It’s been a while since there has been a really good martial arts series on TV. Sure, shows like Daredevil have had brutal, visceral action and we can usually expect at least one large-scale action sequence per season of Game of Thrones and True Detective, but the martial arts genre has its own special magic. The fight choreography of films like The Matrix, Crouching Tiger Hidden Dragon, or The Grandmaster functions like a dance, telling its own story and often expressing the motivations of the characters as well as any expository dialogue could. AMC’s new martial arts series Into the Badlands has ambitions to reach that level of greatness but bogs its story and characters down in so much derivative mythology that I often found myself just waiting for something to happen in order to get the story moving again.
Set in a vaguely-defined post apocalyptic America, Into the Badlands follows Sunny (Daniel Wu, The Man With the Iron Fists) as a warrior in service to one of the five Barons who rule the Badlands. The pilot’s opening sequence shows Sunny single-handedly wiping out a group of nomadic warriors who had attacked a convoy that was headed towards his fortress. He then discovers that the group was holding a hostage, a teenage boy named M.K. (the wonderfully named Aramis Knight) who understandably isn’t all that interested in opening up to the man who had just slaughtered a half-dozen people without breaking a sweat. Knowing that there had to be a reason for the nomads to kidnap M.K. (and believing they were hired to do so by a rival Baron), Sunny takes him back to the stronghold so he can join the ranks of teenage recruits. Sunny also introduces the lad to Baron Quinn (Martin Csokas, Sons of Liberty), who runs his stronghold like a 19th-century slave plantation and delivers his dialogue as if he’s auditioning to be the next actor to play Colonel Sanders in those KFC commercials.
It’s admittedly a fun idea to turn a post apocalyptic setting into a mashup of Medival, Antebellum, and Wuxia settings, but creators Alfred Gough and Miles Millar (Smallville) and director David Dobkin (Samurai Noon, Samurai Knights) don’t really do all that much interesting with it. All of the characters are playing archetypes with Mysterious Pasts, and the land and buildings seem way too neat and tidy. I don’t demand that all characters in a post apocalyptic setting have rotting teeth and filthy clothing, but this place is so well-lit and free of dirt and grime that it barely seems lived in, let along dystopian (even the tattoos on Sunny’s back seem painted on) There is some vague dialogue about there being danger “beyond The Badlands”, but that’s the only clue we are given to some sense of danger inherent in the setting, apart from the characters themselves.
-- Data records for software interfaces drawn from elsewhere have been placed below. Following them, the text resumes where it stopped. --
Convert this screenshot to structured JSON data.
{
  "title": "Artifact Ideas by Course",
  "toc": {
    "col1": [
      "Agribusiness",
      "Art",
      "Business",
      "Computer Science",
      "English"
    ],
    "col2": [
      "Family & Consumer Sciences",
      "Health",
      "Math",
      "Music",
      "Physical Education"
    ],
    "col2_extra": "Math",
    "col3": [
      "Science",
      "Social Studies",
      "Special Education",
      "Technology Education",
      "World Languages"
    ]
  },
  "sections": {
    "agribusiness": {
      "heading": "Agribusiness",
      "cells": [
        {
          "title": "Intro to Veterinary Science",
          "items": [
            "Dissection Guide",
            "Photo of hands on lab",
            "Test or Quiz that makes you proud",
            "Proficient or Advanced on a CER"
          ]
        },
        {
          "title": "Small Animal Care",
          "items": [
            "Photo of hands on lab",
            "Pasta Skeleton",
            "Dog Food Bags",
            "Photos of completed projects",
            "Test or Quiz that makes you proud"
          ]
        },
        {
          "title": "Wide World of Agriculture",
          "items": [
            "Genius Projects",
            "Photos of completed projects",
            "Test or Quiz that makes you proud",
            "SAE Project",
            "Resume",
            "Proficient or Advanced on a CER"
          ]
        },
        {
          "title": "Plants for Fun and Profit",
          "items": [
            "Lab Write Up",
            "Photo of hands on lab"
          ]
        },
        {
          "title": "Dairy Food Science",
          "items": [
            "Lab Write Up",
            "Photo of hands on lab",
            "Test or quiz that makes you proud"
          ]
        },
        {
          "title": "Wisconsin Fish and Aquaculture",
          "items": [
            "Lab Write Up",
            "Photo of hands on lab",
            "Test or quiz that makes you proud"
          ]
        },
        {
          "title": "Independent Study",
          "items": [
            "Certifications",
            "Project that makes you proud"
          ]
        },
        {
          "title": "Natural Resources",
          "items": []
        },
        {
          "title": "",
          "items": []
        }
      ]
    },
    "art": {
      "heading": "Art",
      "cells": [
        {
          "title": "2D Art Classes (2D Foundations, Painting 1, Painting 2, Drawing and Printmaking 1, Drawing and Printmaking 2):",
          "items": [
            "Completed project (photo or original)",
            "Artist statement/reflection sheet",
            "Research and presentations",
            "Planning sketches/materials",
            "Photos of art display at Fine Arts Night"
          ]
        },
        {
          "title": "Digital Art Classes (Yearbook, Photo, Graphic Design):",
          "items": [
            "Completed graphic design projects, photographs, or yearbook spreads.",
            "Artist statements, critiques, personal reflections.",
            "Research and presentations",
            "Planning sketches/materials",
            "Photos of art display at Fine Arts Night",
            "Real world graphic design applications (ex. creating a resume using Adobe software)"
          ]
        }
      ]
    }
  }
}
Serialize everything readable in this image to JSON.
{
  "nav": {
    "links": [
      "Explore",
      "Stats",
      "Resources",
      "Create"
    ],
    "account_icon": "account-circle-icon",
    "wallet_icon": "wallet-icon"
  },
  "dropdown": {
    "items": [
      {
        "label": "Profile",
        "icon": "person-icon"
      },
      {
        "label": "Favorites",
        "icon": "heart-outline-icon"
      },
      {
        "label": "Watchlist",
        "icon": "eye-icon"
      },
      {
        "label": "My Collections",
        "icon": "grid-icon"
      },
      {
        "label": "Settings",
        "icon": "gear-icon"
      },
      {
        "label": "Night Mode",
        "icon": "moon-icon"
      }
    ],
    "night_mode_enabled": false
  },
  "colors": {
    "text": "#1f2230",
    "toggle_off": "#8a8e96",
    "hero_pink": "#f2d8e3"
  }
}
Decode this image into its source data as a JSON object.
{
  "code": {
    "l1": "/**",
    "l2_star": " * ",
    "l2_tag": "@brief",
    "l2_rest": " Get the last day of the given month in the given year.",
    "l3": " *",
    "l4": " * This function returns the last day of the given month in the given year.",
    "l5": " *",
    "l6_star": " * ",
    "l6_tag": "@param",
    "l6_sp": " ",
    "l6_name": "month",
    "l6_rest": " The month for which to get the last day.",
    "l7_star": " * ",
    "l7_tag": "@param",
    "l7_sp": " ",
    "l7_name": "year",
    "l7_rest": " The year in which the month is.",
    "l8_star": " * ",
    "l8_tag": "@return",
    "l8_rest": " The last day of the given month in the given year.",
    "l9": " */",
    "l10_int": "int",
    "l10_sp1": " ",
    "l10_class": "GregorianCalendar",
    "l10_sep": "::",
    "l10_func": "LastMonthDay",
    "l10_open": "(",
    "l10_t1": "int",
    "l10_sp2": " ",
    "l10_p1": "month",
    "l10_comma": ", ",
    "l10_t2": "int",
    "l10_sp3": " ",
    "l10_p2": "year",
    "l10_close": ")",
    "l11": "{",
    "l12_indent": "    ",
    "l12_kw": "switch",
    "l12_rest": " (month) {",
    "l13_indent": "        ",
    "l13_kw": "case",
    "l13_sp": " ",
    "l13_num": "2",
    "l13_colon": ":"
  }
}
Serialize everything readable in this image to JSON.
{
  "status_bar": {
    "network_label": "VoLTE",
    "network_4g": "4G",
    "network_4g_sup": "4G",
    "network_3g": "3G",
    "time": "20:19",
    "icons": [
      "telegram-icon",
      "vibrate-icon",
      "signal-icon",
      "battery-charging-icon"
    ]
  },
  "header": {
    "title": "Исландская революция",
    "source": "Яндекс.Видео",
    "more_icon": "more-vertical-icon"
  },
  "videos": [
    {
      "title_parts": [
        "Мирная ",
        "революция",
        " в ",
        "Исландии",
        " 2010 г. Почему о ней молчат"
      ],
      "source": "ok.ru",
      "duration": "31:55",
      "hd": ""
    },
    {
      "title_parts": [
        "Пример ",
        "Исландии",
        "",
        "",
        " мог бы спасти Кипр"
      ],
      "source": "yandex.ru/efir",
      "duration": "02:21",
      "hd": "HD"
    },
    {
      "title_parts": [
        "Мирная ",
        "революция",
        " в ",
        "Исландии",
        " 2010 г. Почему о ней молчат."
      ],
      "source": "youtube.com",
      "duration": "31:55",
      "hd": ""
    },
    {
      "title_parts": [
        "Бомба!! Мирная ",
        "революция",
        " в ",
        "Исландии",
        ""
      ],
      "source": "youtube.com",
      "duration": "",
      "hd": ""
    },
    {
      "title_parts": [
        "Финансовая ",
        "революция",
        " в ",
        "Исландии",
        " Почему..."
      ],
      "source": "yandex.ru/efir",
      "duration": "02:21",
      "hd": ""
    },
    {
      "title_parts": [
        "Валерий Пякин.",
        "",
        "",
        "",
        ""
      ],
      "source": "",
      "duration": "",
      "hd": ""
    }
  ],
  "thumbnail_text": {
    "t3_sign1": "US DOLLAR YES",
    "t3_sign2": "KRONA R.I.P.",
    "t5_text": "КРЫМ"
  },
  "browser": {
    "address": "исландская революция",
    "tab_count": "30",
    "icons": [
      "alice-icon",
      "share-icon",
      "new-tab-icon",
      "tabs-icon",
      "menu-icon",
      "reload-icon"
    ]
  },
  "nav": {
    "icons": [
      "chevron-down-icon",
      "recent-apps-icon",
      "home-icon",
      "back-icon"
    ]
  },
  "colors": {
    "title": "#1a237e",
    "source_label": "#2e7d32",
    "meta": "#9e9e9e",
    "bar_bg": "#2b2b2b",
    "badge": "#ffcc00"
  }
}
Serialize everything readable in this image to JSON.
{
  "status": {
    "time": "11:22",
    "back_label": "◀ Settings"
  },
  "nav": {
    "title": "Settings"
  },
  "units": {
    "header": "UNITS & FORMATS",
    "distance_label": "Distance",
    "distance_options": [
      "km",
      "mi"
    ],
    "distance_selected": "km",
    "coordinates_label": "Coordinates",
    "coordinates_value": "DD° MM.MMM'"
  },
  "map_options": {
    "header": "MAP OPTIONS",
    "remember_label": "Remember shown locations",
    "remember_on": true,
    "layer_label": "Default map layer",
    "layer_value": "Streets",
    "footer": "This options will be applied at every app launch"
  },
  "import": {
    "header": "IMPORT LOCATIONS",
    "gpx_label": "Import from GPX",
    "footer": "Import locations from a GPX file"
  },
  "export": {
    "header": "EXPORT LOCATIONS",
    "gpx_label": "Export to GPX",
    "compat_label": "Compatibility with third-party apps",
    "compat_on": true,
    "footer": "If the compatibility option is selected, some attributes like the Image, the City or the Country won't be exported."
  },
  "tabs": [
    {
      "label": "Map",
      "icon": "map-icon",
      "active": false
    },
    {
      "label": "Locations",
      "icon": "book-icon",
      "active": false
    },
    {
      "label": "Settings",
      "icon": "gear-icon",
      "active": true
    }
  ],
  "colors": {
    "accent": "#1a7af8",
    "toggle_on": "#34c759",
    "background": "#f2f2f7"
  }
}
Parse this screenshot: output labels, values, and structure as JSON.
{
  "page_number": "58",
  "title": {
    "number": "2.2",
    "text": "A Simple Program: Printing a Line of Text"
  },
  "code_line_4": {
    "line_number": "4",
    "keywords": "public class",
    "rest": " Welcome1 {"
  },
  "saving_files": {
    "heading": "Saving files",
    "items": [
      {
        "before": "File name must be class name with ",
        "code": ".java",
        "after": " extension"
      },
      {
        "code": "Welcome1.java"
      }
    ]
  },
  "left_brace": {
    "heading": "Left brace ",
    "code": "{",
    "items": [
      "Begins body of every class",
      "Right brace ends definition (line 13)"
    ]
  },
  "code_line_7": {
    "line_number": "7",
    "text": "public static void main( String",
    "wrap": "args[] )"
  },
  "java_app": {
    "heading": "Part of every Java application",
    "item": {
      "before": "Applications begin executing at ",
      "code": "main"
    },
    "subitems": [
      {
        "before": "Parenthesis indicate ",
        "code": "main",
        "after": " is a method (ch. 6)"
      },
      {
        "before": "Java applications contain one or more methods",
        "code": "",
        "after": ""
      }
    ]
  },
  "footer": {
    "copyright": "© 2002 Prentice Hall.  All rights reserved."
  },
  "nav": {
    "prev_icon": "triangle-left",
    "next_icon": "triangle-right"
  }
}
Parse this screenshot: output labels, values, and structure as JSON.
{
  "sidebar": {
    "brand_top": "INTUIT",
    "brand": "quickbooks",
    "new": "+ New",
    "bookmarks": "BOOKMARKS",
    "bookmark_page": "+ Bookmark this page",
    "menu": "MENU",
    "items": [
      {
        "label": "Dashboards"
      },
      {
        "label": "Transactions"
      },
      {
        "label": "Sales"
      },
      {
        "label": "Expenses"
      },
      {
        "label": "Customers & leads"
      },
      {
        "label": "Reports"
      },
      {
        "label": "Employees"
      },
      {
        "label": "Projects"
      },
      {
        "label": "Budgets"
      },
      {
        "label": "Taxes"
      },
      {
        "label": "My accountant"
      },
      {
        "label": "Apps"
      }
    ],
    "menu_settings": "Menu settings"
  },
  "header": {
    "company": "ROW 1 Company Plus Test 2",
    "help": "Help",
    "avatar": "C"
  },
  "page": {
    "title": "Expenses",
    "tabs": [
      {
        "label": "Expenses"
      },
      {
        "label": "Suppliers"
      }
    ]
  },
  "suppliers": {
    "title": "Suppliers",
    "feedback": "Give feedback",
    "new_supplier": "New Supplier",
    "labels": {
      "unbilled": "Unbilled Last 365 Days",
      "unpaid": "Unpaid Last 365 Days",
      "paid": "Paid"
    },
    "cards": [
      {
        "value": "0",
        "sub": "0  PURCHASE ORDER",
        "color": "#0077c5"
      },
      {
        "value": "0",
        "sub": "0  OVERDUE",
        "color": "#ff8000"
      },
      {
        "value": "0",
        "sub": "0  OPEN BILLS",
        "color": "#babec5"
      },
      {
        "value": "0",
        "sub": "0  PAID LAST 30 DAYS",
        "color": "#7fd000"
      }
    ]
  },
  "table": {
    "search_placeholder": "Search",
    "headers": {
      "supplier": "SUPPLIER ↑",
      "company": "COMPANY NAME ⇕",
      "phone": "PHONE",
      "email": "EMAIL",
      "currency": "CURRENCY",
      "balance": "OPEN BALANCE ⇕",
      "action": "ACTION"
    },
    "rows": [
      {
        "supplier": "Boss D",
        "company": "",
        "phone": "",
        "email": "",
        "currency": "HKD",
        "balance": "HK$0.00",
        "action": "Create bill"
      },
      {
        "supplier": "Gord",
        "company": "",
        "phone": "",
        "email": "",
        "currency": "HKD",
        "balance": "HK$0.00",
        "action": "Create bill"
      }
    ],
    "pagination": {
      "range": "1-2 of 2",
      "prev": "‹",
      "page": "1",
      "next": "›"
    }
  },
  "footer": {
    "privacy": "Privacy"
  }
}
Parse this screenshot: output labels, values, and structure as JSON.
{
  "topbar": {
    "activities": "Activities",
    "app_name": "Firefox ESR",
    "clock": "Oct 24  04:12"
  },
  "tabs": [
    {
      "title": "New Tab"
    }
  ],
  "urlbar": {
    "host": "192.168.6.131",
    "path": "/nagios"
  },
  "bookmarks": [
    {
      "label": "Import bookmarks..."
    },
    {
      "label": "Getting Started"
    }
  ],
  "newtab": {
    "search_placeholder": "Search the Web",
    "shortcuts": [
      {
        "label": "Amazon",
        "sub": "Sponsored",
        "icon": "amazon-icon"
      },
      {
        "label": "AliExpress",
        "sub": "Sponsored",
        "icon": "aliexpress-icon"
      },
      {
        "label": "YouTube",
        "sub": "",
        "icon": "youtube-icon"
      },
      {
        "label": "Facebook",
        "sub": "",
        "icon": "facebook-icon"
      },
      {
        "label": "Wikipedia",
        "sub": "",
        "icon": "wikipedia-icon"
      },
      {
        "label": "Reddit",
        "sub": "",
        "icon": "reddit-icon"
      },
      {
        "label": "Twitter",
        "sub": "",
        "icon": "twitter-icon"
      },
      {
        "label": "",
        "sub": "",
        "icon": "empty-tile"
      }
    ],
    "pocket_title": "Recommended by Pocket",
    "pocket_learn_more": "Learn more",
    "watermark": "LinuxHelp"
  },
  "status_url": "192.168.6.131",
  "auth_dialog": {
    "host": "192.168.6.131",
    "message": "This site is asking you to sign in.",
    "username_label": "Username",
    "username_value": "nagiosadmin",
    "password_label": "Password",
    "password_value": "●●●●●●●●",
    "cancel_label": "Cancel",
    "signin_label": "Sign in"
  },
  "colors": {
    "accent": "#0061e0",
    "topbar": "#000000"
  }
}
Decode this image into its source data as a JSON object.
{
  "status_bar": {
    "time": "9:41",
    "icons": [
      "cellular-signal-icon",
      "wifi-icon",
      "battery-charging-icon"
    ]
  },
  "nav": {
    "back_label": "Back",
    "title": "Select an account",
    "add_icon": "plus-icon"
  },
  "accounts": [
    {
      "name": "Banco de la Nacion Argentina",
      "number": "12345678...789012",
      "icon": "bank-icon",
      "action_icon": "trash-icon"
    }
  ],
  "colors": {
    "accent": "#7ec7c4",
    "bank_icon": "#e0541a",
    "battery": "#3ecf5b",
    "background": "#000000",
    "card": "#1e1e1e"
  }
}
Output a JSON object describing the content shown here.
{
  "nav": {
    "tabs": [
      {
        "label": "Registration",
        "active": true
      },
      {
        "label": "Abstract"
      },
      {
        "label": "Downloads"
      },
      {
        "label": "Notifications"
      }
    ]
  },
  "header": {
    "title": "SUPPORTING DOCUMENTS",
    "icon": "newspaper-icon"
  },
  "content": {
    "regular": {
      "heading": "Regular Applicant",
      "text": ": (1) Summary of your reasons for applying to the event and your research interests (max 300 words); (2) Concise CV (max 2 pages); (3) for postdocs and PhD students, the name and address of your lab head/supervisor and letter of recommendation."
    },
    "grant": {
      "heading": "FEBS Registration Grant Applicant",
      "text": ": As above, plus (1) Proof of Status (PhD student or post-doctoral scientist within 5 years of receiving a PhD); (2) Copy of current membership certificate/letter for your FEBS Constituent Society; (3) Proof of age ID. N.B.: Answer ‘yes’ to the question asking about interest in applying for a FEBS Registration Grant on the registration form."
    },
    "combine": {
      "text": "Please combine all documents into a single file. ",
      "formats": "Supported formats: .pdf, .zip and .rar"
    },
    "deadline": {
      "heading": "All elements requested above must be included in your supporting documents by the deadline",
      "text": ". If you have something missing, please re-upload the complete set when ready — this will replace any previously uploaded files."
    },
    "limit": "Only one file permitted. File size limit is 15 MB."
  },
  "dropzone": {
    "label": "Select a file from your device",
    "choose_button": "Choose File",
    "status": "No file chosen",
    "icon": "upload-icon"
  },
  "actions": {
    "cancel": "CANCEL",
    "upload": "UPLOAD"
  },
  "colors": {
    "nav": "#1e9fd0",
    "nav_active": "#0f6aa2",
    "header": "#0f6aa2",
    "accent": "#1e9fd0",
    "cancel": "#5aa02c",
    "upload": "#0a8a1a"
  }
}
That said, the conflicts between the characters are defined and implied well enough to make it pretty fun to try and figure out where their loyalties lie. Quinn’s major rival is The Widow (Emily Beecham, 28 Weeks Later), who controls The Badlands’ oil production, which Quinn needs to be able to fuel his own plantation. The power dynamic between the Barons is something I hope to see more of in future episodes, as they all appear to be controlling a different, essential part of life and as such are in a forced and uneasy alliance. The idea behind that is more interesting to me than the fraying loyalty of Quinn’s son (Oliver Stark) and the tension between his wives (Orla Brady and Sarah Bolger). Sunny and H.K. both have motivations of their own as well, of escaping to a city beyond the Badlands that they have vague memories of, but little idea of how to find it.
Daniel Wu makes for a charismatic and appealing hero, even when he’s saddled with clichéd dialogue, and he’s more than up to the task of the action sequences. While the opening sequence is almost cartoony in how easily Sunny is shown to be able to dislocate limbs and break necks, a sword fight in a rainy city street later in the episode has a much greater feeling of beauty and danger (even if it is blatantly derivative of The Grandmaster). Aramis Knight also does a good job of giving personality to his character, even if he hasn’t yet received much shading beyond being a living MacGuffin as of yet. Beecham and Bolger also make strong impressions even though, again, they did not have a whole lot to do in this episode.
Of course, it’s a common curse of TV pilots that they often have to spend so much time establishing the story and characters that there’s not always time to create forward momentum. Hopefully, future episodes of Into the Badlands find a way to transcend the derivative nature of the setting and characters. Daniel Wu and impressive fight choreography can only carry it so far.